UA digital art student sees future of a new medium

courtesy_artist_2

Shane Csontos-Popko sits at his desk tablet sketching the detailed back of a male figure standing in front of a nuclear explosion. On his computer monitor to the left, a Stephen Hawking documentary about the universe and space lends inspiration. The scene and figure in front of Csontos-Popko isn’t one of oils, pastels, pencil or charcoal. Csontos-Popko works with a new medium, in which layers of oil paints crafting dimensions and shading have become layers easily compressed on Adobe Photoshop.

Fifty years ago, Andy Warhol challenged the traditional idea of art with his simple commercial illustrations. Today, Csontos-Popko follows in Warhol’s footsteps with a new kind of illustration: digital art.

Photo:

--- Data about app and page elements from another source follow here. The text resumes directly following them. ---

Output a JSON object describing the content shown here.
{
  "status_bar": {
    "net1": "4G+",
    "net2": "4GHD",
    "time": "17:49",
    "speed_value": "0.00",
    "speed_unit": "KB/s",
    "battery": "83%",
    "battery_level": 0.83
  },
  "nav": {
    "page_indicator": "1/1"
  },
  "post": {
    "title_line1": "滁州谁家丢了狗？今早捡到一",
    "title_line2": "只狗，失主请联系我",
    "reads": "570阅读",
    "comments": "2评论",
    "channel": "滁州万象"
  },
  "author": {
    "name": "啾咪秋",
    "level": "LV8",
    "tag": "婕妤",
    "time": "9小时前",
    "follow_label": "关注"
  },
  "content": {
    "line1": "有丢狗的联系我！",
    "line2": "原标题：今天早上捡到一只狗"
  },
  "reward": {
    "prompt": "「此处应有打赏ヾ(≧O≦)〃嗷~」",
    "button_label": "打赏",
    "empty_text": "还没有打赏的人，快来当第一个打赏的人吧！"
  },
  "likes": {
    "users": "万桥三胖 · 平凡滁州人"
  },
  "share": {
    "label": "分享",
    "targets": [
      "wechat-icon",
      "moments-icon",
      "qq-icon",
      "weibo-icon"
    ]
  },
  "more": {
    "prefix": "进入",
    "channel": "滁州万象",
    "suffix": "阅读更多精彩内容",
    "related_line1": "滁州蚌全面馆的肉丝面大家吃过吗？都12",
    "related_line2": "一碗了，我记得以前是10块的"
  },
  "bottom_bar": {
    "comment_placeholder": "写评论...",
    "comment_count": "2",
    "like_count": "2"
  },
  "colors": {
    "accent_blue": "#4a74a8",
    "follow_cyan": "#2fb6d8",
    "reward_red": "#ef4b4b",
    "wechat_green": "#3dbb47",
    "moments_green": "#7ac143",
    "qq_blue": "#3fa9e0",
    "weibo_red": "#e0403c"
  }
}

For 40 years, different names such as computer or multimedia art have been used for the medium that utilizes computer programs to create art. Using techniques employed by advertisers and special effects specialists in movies, digital artists create all on screen — and with unique results.

“Digital art has its own uniqueness about it,” said Csontos-Popko, a studio art senior with a minor in Japanese studies. “It takes time and patience like everything else.”

He said he was first drawn to digital art because it looked more “polished and finished” than other art forms.

Although digital art may not require canvas or a sketchpad, digital artists still create original forms, Csontos-Popko said. Digital art requires the same skills and techniques as its more traditional fine art counterparts, such as form and lighting, but many art teachers do not yet accept or teach this new form. As a result, when Csontos-Popko first saw digital art, he said he wanted to work with it, but didn’t know where to begin.

Csontos-Popko said he decided to teach himself as much about digital art as possible with the help of online forums. He also experimented with the multitude of creative tools offered on his computer programs, and grew particularly comfortable with Photoshop.

From there, Csontos-Popko began to discover his own aesthetic as a digital artist. He said he incorporates human figures with protruding muscles, intricate skeletal outlines and barbaric poses into many of his pieces.

“I gravitate more to the human figure because it is more difficult to do. It’s such a bizarre looking form because you have the skeletal structure and all of these muscles moving around on top. … It’s not just a basic still-life of a rectangle or a sphere,” Csontos-Popko said.

He said he also works with ominous and apocalyptic images, as well as periodic war imagery, because those subjects are exciting to create. In the words of his philosophy professor Dave Christiano, “If it’s boring to make, then it’s going to be boring to look at,” Csontos-Popko said.

Csontos-Popko has submitted his artwork to traditional exhibits like the UA’s Lionel Rombach Gallery, but also hopes to create artwork that people will view and share with each other via the Internet, much in the way a YouTube video would go viral.

Csontos-Popko said he plans to eventually go into creating conceptual artwork for the entertainment industry. In the professional world, digital artists create 3D figures for movies and videogames using the character descriptions provided by writers or producers. In the meantime, Csontos-Popko said he will also continue to create his own original works of digital art and “bust my ass and sooner or later it will pay off.”

“All we really have is time, and I didn’t want to spend all of it doing Japanese studies,” he said. “Even if I’m not successful with this, I couldn’t stand not doing it.”

For more info

To see more of Shane Csontos-Popko’s art, check out his online portfolio: barados-x.cgsociety.org/gallery/1037146


Share this article